The Historical WR Prospects to Whom Anthony Miller Most Compares Within Our System:

When I saw Lance Moore on the list it made me hopeful for Miller, but then I quickly recalled – Moore had steel trap hands. Miller does not. The comp list top 10 for Miller was Moore and nine guys I don’t even remember anything about – not a good sign. 


WR Score

Draft Yr







Power Strngth Metric

Speed Agility Metric

Hands Metric
















Michigan St











N. Hampshire






















Appalachian St







*A score of 7.0+ is where we start to take a Small-WR prospect more seriously. A score of 8.50+ is where we see a stronger correlation of a Small-WR going on to become NFL good/great/elite. A score of 10.00+ is more rarefied air in our system and indicates a greater probability of becoming an elite NFL Small-WR.

All of the WR ratings are based on a 0–10 scale, but a player can score negative, or above a 10.0 in certain instances.

Overall WR score = A combination of several on-field performance measures, including refinement for strength of opponents faced. Mixed with all the physical measurement metrics, rated historically in our database.

“Power-Strength” = A combination of unique metrics surrounding physical-size profiling, bench press strength, etc.  High scorers here project to be more physical, better blockers, and less injury-prone.

“Speed-Agility” = A combination of unique metrics surrounding speed, agility, physical size, mixed with some on-field performance metrics. High scorers here project to have a better YAC and show characteristics to be used as deep threats/create separation.

“Hands” = A combination of unique metrics surrounding on-field performance in college, considering the strength of opponents played. Furthermore, this data considers some physical profiling for hand size, etc. High scorers here have a better track record of college statistical performance, and overall this projects the combination of performance and physical data for the next level.

2018 NFL Draft Outlook:

Miller is tracking as a fringe top 100 pick, but after his poor Pro Day, I suspect he falls to 125+ overall.
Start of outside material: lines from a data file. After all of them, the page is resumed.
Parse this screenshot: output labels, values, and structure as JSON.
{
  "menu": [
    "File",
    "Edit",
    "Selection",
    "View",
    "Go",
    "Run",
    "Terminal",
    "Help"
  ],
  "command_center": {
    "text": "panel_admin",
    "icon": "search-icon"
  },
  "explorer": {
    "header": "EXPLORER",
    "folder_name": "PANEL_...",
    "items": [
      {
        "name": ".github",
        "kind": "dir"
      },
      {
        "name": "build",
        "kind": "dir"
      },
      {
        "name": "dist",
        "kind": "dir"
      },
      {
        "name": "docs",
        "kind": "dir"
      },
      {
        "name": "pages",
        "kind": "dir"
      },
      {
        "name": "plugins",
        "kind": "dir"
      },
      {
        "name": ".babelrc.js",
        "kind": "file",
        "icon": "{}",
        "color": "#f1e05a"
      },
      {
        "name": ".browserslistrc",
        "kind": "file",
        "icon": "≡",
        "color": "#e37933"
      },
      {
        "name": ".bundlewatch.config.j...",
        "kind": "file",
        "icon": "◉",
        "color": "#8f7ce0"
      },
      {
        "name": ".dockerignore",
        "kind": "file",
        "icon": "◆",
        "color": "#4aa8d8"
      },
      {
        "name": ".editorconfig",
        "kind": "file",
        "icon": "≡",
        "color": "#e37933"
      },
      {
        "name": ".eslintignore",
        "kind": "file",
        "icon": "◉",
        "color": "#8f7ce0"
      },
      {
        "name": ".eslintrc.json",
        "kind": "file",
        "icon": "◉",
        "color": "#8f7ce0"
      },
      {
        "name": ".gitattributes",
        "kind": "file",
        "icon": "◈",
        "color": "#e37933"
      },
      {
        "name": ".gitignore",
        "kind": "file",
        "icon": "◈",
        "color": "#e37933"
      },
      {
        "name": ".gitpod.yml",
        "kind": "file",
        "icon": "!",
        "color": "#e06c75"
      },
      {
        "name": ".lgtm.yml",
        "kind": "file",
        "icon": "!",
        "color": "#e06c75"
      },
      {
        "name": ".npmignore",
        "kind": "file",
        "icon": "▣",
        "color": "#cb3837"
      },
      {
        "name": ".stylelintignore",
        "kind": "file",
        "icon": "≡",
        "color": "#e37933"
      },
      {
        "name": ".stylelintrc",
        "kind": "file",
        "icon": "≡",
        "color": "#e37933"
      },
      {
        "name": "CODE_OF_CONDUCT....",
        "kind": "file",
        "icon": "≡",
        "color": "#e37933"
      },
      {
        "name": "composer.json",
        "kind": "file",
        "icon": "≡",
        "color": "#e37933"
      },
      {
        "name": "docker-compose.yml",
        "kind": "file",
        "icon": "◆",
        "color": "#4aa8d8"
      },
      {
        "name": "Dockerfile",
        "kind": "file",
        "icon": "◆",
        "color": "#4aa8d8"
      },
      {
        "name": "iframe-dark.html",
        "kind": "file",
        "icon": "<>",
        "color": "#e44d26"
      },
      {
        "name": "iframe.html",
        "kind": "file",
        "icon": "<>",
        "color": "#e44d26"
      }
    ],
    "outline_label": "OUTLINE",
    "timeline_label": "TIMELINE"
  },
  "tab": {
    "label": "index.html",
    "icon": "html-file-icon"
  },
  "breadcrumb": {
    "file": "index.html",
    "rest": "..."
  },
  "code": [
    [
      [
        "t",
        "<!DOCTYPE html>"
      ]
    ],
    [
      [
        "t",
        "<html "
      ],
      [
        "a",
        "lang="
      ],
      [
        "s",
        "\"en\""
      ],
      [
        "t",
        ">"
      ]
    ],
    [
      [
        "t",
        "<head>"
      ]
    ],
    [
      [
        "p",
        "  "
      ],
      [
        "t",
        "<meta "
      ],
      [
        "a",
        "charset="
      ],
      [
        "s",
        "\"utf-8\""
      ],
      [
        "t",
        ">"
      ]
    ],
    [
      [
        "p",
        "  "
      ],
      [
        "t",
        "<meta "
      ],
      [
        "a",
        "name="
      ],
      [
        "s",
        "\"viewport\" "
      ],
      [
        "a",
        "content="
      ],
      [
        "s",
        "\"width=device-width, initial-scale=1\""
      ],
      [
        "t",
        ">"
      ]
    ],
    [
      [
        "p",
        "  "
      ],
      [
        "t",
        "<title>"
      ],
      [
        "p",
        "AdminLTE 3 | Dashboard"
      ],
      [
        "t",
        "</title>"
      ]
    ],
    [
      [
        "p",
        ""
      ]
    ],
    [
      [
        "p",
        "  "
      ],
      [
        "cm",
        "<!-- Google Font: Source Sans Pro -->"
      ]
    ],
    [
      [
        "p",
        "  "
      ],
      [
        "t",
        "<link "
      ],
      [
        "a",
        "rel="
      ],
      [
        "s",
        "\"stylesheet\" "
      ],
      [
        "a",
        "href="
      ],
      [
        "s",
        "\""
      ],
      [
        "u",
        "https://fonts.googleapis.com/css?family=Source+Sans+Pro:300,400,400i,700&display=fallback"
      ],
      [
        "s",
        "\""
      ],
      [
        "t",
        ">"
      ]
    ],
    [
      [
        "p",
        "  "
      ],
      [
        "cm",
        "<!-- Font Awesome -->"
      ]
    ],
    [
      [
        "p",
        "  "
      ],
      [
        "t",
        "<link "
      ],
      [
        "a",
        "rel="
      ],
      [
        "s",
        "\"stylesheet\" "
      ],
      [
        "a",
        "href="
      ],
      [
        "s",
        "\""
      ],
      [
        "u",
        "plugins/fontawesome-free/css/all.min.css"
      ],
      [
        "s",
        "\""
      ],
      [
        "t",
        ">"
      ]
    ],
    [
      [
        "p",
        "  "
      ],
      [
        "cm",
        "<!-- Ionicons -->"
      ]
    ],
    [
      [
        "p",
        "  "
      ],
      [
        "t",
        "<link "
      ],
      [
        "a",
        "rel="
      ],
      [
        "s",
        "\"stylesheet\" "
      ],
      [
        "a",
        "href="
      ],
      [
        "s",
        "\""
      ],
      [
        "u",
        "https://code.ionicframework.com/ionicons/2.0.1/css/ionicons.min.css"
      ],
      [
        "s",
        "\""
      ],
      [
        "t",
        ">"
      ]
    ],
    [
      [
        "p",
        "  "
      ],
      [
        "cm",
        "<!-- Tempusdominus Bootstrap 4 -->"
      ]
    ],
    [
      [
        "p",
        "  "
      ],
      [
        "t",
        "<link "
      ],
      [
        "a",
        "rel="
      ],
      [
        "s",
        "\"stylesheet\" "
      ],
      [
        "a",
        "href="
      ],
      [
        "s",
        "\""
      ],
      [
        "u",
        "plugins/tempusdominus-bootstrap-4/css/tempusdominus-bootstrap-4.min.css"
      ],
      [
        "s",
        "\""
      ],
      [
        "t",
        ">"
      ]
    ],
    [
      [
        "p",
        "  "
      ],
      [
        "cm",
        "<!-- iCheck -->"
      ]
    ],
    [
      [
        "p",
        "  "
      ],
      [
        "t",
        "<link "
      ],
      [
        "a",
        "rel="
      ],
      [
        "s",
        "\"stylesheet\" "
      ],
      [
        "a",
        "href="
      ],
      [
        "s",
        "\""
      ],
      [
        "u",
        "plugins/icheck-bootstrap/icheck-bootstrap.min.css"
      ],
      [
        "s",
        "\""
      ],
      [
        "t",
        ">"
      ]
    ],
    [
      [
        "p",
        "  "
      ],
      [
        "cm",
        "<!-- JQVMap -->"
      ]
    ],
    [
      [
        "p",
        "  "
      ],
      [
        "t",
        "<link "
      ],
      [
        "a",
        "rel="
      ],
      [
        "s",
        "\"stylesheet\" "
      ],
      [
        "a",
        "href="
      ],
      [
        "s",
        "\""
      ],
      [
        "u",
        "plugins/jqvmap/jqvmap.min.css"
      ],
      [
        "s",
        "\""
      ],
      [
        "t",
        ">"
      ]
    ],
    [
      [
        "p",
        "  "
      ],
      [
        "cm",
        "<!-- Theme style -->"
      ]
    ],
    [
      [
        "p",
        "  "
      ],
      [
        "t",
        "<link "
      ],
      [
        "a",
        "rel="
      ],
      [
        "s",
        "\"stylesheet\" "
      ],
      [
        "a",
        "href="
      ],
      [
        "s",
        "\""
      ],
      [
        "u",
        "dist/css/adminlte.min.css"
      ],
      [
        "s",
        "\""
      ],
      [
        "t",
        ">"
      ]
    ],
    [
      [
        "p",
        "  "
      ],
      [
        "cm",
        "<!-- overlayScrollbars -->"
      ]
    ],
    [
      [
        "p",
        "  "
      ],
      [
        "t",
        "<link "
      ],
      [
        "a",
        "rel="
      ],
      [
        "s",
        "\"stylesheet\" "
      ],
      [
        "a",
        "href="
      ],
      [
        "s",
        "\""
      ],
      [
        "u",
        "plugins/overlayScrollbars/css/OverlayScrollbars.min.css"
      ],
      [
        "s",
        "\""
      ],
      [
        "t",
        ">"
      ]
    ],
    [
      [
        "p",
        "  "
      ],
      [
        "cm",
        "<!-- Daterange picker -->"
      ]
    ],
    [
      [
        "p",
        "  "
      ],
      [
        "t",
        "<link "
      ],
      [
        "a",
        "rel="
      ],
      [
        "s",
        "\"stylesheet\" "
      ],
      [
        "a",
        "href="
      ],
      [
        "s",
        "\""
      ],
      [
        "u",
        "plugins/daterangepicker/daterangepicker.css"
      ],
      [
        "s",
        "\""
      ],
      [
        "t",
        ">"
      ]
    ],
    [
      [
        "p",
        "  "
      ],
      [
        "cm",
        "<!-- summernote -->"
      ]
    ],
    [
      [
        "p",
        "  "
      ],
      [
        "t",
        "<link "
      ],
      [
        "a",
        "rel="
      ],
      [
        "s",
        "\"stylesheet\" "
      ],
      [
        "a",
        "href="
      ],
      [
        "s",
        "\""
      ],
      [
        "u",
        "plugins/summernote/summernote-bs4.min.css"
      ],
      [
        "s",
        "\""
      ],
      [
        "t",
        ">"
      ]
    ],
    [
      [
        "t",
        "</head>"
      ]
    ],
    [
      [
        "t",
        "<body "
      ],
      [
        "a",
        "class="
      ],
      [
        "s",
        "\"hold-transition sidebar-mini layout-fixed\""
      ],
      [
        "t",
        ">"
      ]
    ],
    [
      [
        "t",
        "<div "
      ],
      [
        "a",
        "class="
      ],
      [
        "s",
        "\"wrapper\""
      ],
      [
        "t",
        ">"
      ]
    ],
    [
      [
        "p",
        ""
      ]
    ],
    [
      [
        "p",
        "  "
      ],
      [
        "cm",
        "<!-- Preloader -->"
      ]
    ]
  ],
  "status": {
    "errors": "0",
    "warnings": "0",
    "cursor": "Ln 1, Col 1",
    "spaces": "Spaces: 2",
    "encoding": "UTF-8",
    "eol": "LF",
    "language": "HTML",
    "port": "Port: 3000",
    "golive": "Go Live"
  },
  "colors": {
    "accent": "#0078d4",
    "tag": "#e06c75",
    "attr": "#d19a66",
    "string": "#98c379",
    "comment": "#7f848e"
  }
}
If I were an NFL GM, I’m not interested unless he is a UDFA…and then not all that much interested. I see other sleepers with more physical tools/skills who also dominated FCS or D2, etc.

NFL Outlook:   

He will get a shot because of his lauded college career and his great effort levels. In the end, he’ll never make it…maybe as a special teamer and #5-6 WR.